Here is an example of noncompliance:
Many companies must store customer data securely, according to industry regulations like HIPAA and GDPR. Suppose a company decided to keep this data on an unencrypted server, believing it would be more convenient for its employees. Now suppose a hacker manages to gain access to the server and steal the customers’ data, like credit card numbers or bank account information. The company failed to store the data securely as required and is therefore in noncompliance with the relevant regulations due to the data breach. The company will very likely face fines, legal action, and damage to its reputation due to its noncompliance.
4) Reputational Damage: Damage to reputation refers to the negative impact that a situation or event can have on an individual’s or organization’s reputation or image. It can occur from negative publicity, customer complaints, litigation, or, of course, a data breach. Reputational damage can have significant financial consequences, including customer loss, litigation, canceled contracts, and more.
69% of businesses have experienced data loss due to employees using unapproved file-sharing methods. (Verizon, 2018)
Here is an example of reputational damage:
Suppose a company is known for producing high-quality products and providing excellent customer service. However, one day the company releases a new product that doesn’t work the way it was intended or breaks after limited use. The company receives many negative reviews and customer complaints, and the media widely covers the issue. The company’s reputation is damaged due to the faulty product and the negative publicity, leading to decreased sales and customer trust. The company may also be sued and found at fault for the problems with the product. In this scenario, the company’s reputation has been damaged, and the consequences have a short- and long-term impact on its business.
78% of businesses have experienced a data breach due to team member error, such as sharing files with the wrong person or using weak passwords. (Symantec, 2017)
There are several steps organizations can take to avoid the dangers of using unsecured file-sharing methods. Here are a few examples:

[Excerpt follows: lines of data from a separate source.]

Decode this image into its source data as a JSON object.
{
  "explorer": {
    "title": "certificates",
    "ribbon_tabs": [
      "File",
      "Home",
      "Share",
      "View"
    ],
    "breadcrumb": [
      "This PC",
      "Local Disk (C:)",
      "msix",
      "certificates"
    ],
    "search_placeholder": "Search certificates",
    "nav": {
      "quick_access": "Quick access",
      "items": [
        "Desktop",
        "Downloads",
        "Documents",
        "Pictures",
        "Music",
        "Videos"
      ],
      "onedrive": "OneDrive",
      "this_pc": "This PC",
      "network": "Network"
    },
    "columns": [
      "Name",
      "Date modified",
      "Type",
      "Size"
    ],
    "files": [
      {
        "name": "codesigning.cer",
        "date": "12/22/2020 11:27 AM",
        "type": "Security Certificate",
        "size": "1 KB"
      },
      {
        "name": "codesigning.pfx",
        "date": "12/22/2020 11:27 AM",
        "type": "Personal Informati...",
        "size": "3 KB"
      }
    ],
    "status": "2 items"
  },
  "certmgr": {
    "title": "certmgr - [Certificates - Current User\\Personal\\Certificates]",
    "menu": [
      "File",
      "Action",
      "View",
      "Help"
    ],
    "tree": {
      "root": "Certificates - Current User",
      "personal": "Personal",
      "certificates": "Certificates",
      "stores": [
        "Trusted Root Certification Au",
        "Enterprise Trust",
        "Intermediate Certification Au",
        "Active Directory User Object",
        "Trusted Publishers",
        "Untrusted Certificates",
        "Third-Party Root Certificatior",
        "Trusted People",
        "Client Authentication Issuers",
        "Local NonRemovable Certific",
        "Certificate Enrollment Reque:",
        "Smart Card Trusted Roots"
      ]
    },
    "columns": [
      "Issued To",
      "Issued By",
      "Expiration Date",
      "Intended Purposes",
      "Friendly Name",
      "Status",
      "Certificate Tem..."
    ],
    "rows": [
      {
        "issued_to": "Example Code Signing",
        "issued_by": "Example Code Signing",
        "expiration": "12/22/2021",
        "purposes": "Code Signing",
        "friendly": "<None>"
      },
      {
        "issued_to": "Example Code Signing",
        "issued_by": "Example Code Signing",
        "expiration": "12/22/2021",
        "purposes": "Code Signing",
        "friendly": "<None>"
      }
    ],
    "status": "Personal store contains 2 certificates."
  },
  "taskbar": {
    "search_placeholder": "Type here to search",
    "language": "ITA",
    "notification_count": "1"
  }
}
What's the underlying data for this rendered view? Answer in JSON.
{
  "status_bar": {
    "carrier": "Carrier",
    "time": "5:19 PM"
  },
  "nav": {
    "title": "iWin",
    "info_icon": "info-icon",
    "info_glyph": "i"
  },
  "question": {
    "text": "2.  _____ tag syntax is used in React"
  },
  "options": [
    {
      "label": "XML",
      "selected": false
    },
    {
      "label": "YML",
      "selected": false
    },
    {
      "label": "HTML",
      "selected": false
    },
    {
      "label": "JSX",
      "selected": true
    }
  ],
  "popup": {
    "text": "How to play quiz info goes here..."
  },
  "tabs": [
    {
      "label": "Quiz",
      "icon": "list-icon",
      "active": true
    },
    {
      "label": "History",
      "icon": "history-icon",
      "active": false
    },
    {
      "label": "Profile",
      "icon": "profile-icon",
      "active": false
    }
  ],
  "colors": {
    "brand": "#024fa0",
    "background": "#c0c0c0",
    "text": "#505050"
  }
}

- Use Secure File-sharing Platforms: There are many specific file-sharing platforms available that offer a range of security measures, such as encryption, password protection, and the ability to set up secure file links with expiration dates. Using these platforms, you can protect the files containing your most sensitive information whenever they’re shared.
- Encrypt Your Files: If you need to share files via email or other unencrypted methods, you can still encrypt the files to add an extra layer of security. Many tools are available for encrypting files, and most modern operating systems also have built-in encryption capabilities.
- Use Strong Passwords and Multi-factor Authentication: Strong passwords and multi-factor authentication (MFA) can help to protect your accounts and prevent unauthorized access to your files. Make sure to use unique, complex passwords for all your systems and applications, and consider implementing MFA to add an extra layer of security, especially when sending sensitive files outside your organization.
- Train Your Employees: It’s essential to ensure that all employees in your organization know the importance of secure file-sharing practices. Regular training on strong password use and the dangers of sharing files via unsecured methods can help ensure that all employees follow the best rules.
In conclusion, secure file sharing is essential for protecting sensitive information and preventing data breaches. When organizations use secure file-sharing platforms, they protect their data during the sharing process. They also have likely adopted robust security protocols, such as encryption and multi-factor authentication, for further protection.
By taking these steps, organizations can protect their sensitive data and maintain the trust of customers, partners, and other stakeholders.